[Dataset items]
□ □ □ □
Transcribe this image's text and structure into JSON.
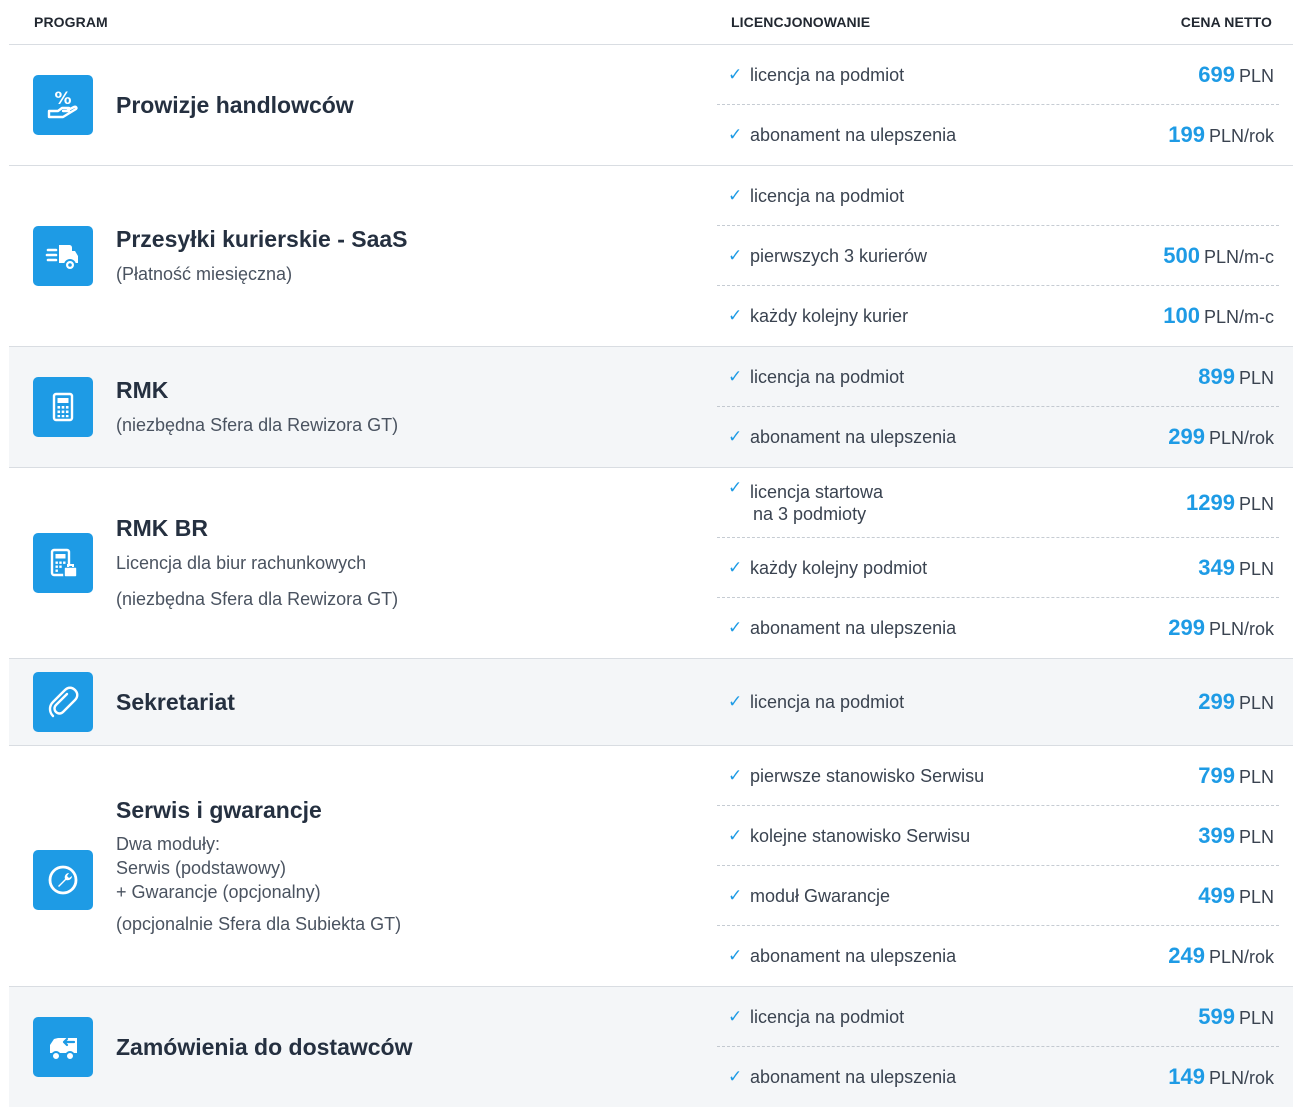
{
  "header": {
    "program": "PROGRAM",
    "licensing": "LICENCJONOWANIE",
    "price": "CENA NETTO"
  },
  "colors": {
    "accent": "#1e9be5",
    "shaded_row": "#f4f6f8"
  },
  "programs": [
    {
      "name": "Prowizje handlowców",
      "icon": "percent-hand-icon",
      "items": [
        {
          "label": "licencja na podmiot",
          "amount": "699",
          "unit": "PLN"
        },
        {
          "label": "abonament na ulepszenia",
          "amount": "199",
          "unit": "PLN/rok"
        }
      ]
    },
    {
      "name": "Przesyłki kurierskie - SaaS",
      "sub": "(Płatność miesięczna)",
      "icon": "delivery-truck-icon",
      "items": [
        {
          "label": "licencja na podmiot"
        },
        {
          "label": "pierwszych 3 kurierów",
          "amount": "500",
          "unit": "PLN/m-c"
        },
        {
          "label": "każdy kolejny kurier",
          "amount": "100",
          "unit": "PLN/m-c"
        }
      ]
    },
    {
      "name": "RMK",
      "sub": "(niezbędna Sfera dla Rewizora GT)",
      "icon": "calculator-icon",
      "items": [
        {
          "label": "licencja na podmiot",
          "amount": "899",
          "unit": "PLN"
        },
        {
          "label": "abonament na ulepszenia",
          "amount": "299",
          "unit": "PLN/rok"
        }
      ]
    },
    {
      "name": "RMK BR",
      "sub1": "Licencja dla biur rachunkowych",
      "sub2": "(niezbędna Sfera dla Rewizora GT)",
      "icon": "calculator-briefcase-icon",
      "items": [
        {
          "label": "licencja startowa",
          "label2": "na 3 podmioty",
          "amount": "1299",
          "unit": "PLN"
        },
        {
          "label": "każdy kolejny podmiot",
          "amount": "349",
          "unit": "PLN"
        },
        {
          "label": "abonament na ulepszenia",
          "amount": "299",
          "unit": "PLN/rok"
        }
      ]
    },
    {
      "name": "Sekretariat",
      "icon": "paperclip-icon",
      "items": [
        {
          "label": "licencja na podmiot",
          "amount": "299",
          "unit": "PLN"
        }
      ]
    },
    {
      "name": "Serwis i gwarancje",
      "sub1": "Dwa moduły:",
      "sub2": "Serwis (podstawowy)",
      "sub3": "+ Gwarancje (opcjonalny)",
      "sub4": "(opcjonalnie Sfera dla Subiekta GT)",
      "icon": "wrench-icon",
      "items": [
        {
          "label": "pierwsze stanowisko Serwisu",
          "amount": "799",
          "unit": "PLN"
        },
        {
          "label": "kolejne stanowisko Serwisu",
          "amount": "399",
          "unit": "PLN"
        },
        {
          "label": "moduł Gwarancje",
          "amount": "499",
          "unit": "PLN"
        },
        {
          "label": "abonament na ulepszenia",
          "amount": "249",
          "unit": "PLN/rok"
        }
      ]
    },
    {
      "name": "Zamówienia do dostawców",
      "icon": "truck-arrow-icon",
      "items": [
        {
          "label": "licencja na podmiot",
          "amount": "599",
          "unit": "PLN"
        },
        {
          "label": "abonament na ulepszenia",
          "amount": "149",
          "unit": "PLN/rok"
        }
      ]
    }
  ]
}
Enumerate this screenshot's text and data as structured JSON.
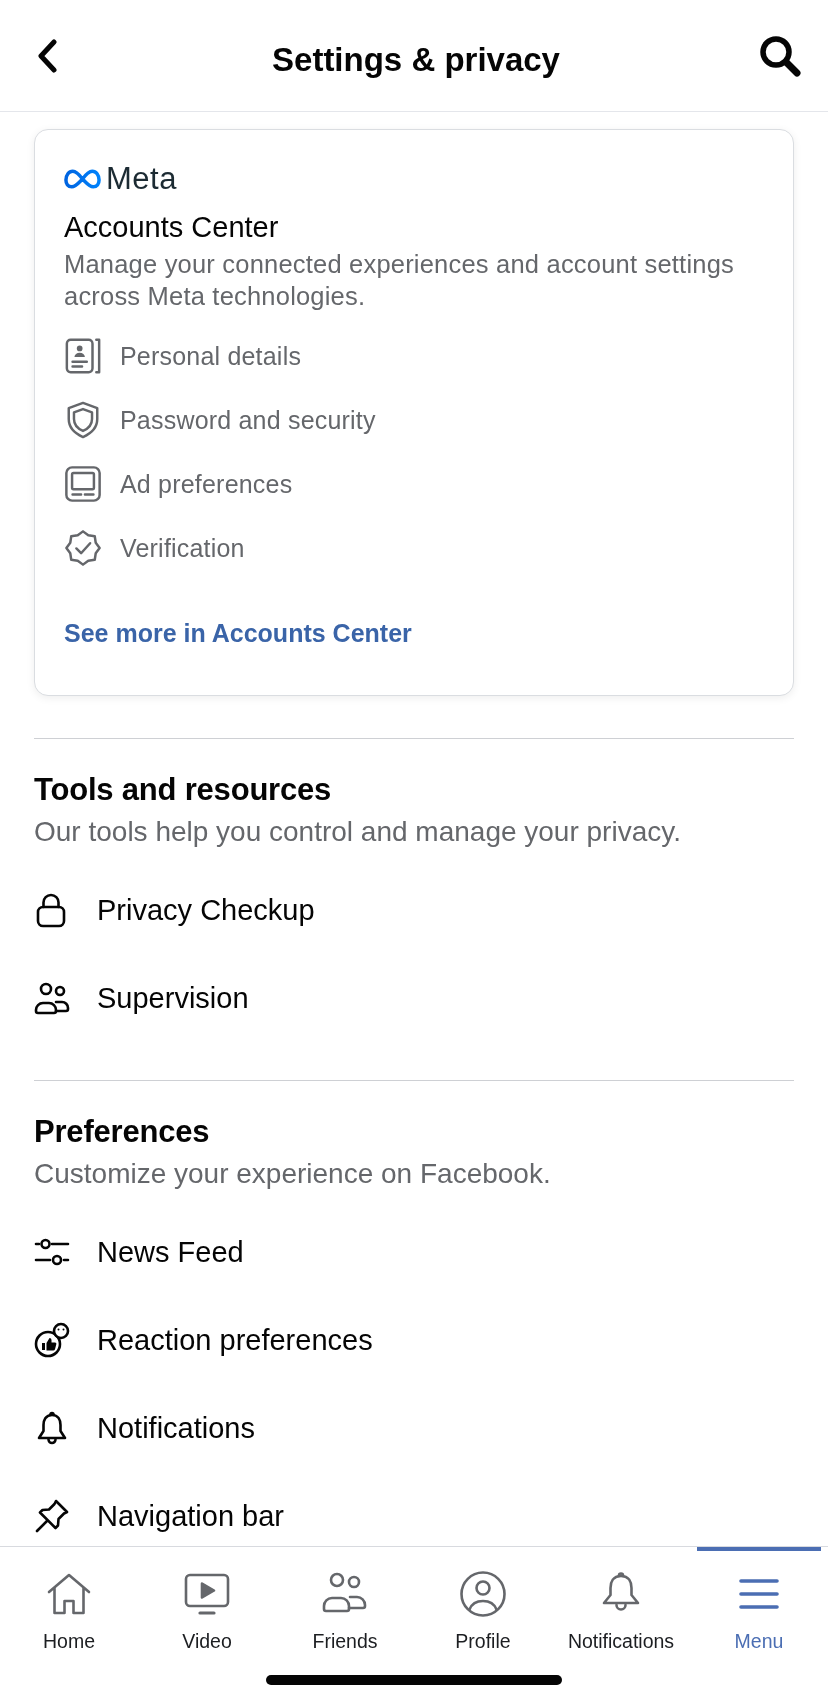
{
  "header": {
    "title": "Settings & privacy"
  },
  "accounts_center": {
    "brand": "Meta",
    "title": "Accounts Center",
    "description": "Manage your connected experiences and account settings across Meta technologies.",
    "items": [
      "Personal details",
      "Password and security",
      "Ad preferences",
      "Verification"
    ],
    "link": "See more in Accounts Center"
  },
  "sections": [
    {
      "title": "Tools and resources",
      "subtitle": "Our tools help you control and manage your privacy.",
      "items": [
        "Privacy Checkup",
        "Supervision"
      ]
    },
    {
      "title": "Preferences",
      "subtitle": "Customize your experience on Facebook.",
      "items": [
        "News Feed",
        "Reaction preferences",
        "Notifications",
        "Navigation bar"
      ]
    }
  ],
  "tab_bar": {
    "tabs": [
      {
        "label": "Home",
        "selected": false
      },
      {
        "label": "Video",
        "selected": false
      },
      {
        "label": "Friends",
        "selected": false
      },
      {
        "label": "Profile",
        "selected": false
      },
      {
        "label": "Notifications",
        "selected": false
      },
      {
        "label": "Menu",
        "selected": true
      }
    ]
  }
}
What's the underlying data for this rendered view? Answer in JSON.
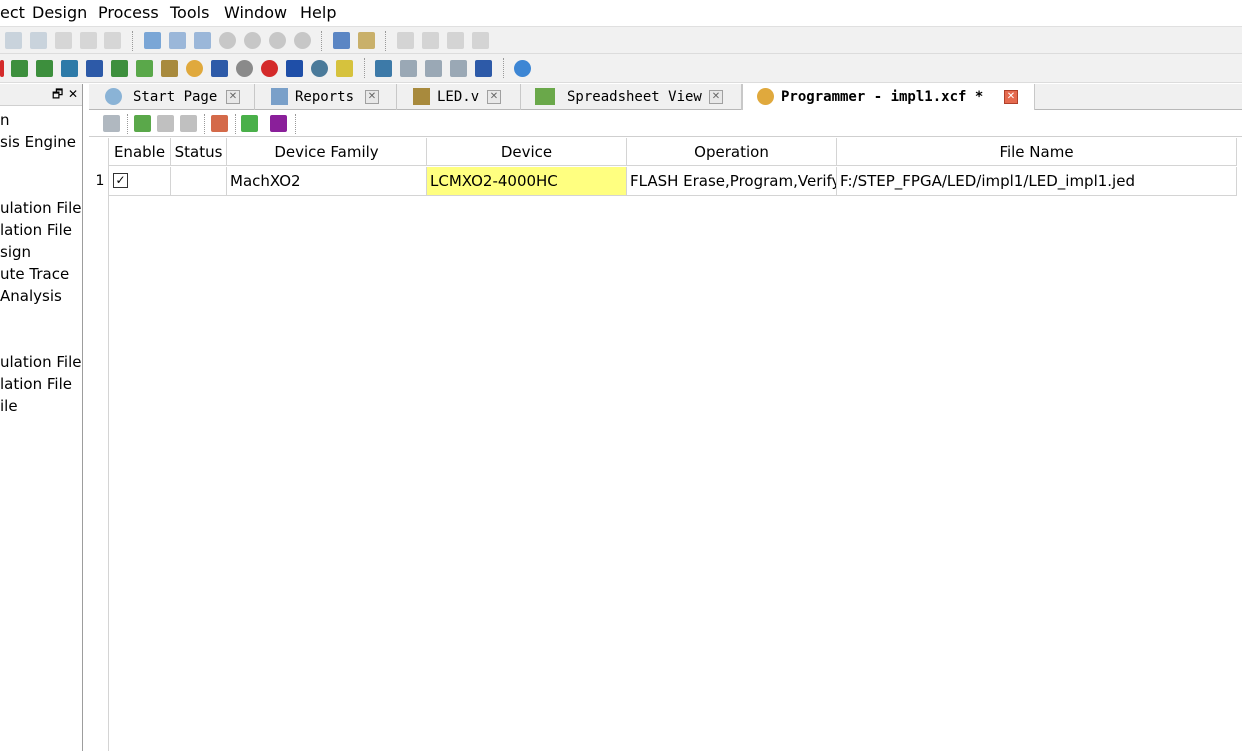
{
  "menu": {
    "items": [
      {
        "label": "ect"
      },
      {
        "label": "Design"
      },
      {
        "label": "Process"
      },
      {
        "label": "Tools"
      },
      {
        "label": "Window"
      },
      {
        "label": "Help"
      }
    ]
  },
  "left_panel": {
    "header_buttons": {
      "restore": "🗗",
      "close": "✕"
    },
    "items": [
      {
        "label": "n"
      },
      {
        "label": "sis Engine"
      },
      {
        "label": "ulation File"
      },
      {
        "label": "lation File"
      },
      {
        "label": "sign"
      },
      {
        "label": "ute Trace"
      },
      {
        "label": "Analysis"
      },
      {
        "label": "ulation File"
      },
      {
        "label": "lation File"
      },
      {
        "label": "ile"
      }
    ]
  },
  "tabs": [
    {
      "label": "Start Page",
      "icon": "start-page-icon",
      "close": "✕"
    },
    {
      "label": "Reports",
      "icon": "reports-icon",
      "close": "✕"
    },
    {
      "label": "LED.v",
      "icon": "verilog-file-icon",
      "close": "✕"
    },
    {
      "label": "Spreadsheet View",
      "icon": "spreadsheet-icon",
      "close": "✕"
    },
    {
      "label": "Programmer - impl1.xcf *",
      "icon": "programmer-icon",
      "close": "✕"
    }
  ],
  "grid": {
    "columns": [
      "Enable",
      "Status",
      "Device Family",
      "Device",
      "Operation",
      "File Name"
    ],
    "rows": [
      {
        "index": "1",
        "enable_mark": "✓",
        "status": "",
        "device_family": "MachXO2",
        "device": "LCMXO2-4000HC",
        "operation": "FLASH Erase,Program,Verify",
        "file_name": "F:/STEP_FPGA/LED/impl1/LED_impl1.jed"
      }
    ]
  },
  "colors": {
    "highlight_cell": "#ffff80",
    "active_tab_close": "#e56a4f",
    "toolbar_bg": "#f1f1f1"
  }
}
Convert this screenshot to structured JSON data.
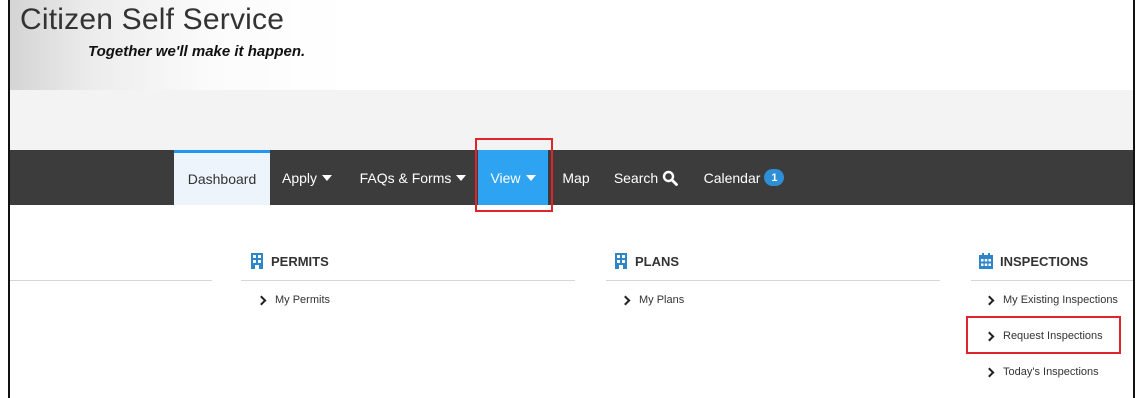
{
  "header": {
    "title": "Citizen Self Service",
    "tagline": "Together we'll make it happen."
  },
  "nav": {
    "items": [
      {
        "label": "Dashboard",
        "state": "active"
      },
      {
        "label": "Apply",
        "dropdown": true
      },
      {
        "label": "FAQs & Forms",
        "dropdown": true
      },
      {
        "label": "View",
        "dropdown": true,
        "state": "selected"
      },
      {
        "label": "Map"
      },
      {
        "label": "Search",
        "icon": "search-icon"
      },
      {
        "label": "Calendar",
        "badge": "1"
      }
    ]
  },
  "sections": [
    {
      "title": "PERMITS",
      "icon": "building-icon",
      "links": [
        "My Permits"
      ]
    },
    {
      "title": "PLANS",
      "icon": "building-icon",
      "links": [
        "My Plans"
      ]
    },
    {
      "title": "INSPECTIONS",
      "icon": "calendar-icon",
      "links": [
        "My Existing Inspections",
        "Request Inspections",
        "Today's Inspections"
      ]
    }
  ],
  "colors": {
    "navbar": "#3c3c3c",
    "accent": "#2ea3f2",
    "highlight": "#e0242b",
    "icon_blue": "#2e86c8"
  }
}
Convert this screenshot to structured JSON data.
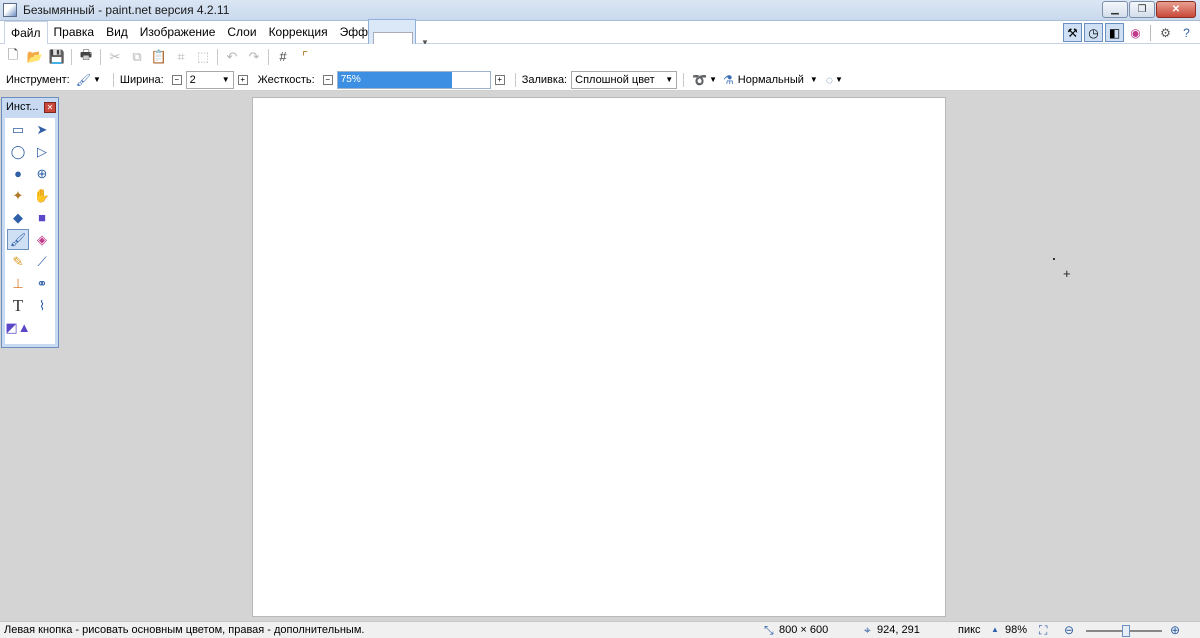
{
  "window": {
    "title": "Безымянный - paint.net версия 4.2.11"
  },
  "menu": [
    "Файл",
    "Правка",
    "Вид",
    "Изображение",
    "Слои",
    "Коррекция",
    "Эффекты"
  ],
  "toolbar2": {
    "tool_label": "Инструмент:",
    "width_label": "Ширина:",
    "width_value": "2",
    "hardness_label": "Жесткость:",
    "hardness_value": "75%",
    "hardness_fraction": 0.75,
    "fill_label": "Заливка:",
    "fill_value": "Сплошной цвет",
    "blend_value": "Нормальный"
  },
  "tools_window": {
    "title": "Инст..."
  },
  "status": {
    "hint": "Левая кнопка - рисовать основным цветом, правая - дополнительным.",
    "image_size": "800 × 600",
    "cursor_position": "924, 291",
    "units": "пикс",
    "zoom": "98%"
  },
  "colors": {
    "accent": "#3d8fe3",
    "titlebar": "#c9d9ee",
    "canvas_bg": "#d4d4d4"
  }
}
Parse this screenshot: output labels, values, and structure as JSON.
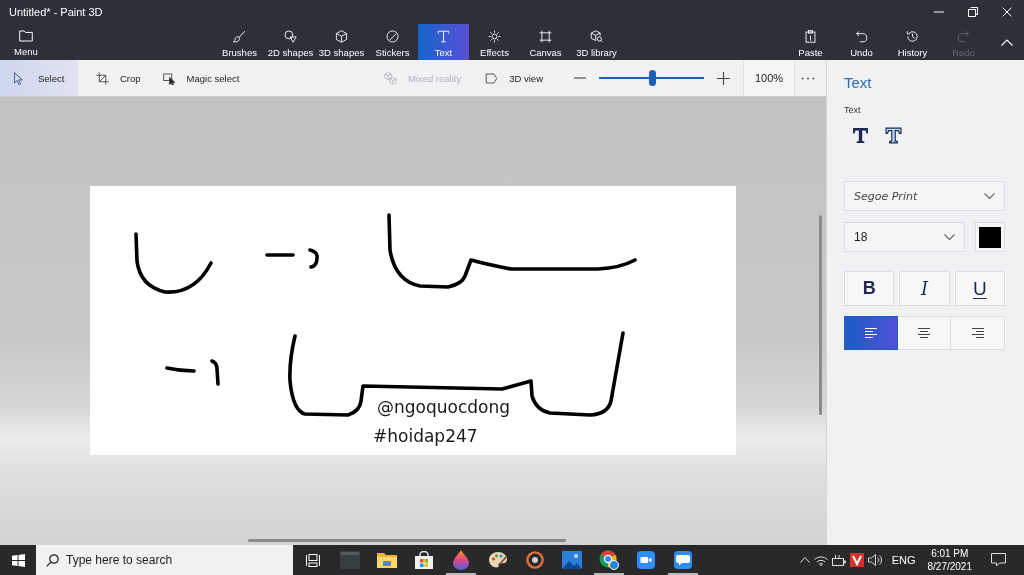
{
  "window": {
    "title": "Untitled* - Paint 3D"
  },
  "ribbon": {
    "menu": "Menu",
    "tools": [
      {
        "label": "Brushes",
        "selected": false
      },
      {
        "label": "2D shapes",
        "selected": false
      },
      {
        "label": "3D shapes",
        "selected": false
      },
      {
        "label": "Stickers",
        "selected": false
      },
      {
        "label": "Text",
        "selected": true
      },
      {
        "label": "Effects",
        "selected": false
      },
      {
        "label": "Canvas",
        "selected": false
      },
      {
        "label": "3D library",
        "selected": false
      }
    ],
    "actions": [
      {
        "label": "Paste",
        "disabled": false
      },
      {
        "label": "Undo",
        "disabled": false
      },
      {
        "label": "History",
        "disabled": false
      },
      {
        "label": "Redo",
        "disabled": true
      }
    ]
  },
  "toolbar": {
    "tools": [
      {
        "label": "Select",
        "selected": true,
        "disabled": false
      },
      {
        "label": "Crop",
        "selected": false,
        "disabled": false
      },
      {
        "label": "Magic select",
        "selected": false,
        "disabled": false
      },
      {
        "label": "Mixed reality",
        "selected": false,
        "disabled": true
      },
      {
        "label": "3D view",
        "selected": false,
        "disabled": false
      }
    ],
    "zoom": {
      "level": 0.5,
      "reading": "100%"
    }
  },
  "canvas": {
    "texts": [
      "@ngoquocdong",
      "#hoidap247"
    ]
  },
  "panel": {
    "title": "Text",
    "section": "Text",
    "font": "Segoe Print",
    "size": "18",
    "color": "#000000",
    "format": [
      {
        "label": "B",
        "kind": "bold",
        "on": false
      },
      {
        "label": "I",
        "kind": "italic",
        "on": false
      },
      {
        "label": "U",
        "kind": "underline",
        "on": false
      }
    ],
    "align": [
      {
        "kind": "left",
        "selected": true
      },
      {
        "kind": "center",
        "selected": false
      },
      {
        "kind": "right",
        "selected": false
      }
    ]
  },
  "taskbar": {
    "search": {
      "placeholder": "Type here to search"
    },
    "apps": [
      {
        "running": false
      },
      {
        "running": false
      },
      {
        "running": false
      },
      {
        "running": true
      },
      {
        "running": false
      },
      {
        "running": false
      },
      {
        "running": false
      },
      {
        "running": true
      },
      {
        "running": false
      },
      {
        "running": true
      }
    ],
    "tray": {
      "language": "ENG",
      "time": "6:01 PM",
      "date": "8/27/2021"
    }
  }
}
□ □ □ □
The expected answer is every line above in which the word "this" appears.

Transcribe this image's text and structure into JSON.
Enumerate this screenshot's text and data as structured JSON.
What's the underlying data for this rendered view? Answer in JSON.
Convert this screenshot to structured JSON data.
Convert this screenshot to structured JSON data.
Parse this screenshot: output labels, values, and structure as JSON.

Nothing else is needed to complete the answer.